Trevor had suggested a nice place to stop for refreshment in Taupo, so at 4.30pm we had our afternoon-tea/dinner in what must have been an apostrophe sanctuary! There were apostrophes in Latt'e and tea's but the one from the name of the establishment had obviously ducked out for a break. Good food though, and my latt'e was great.
Leaving Taupo we spotted the sign pointing to the Huka Falls, of which both of us have heard, but neither had seen, so I did a quick turn and followed the signposted directions.
The light was fading, but the falls were fantastic! So much crystal-clear water, straight out of the lake, rushing through the narrow channel it had formed over time, then over the edge and off on its way North, forming the Waikato River, which joins the sea just to the south and west of Auckland.
After spending the night in Auckland with my sister Jude, Roger and the three (!) children, we made an early start and drove out to the airport, where we left the hugely extravagant car and caught a plane home to Kaitaia. Our neighbour, Jane, picked us up and we were greeted at home by a very excited Pukeko.
The first job after time away is a wander around the farm doing the roll-call to ensure that everyone is accounted for, safe and happy. Walking down one of the hills in the big back paddock, we spotted this tree and I had an anxious few moments while we checked that no cows had been beneath it at the moment it fell! The twenty weaned cows are in this paddock and had obviously spent a couple of days tramping around in the branches, browsing on what leaves they could reach. Puriri must be extremely tasty, for it is an obvious favourite with nearly all the cattle.
There are Tui in the trees everywhere around the farm, but they're generally quite hard to photograph, since they usually sit high in the branches of the trees while singing. This one conveniently sat for some time in one spot, in clear view from the ground.
Tui have an extraordinary vocal range, much of it outside the range of human hearing, but the bits we hear are bell-like in their clarity. Tui are also very territorial, so much of my observation of them includes high-speed chases through the trees, with much shrieking and fluttering!
The only time I've seen a live one up close was in the Auckland zoo, with my nephew Issa, on a rainy afternoon. That particular bird looked very unhappy - sick, perhaps - but well able to apply it's very long bill to an extended finger in a very menacing manner! They are nectar feeders, so I suspect the bill looks more fearsome than it really is.
Later in the afternoon, I went out to take photos of the little bulls, since I need to send pictures of them to interested potential buyers.
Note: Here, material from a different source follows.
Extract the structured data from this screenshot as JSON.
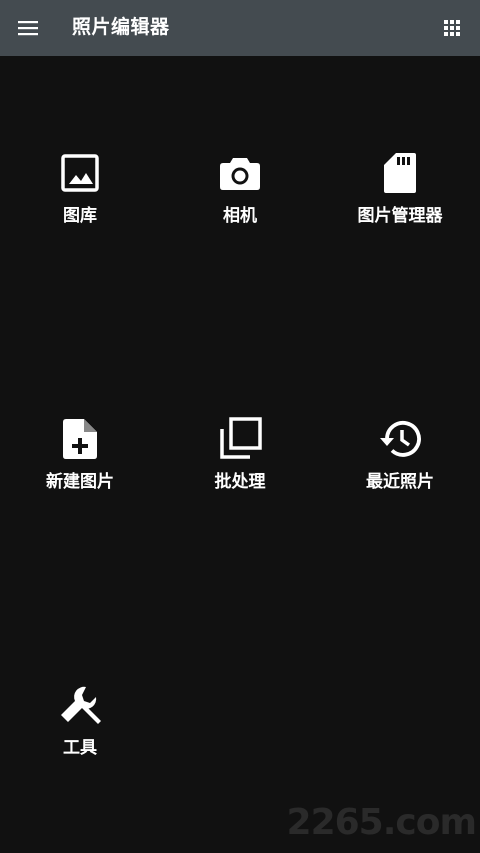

After a while, most of the cattle (fifteen of them in the mob at present) gathered up near the gate in the sunshine. Twins, Ingrid and Ida are in this mob, Ida having a bull calf and Inger being there because - well, look at the picture; how could I separate these two? They'd just spent several minutes standing together, Ida with her head in the air, eyes half closed, as Ingrid licked her neck.
The cattle often lick each other and spend close time together; sometimes it is unrelated individuals who do so, but more often than not, it'll be mother and daughter, or maternal half-sisters. I notice the twins together more often than any others on the farm.
In between short bursts on the floor for a bit of preening (and some other, less palatable things) the Pukeko spends her evenings in her usual place, on the couch at my side.
I really like this picture. Often when cattle are moved into a new paddock, they go completely silly and race around, kicking up their heels (literally, to about my head level!) and challenging each other to fights. I delight in watching this sort of thing: seeing the cattle so gleefully active tells me they're healthy and happy!
I had just moved this mob, the cows and bull calves, along the lane from an adjacent paddock and they were all quiet and well behaved, as usual, until they turned in through the gate.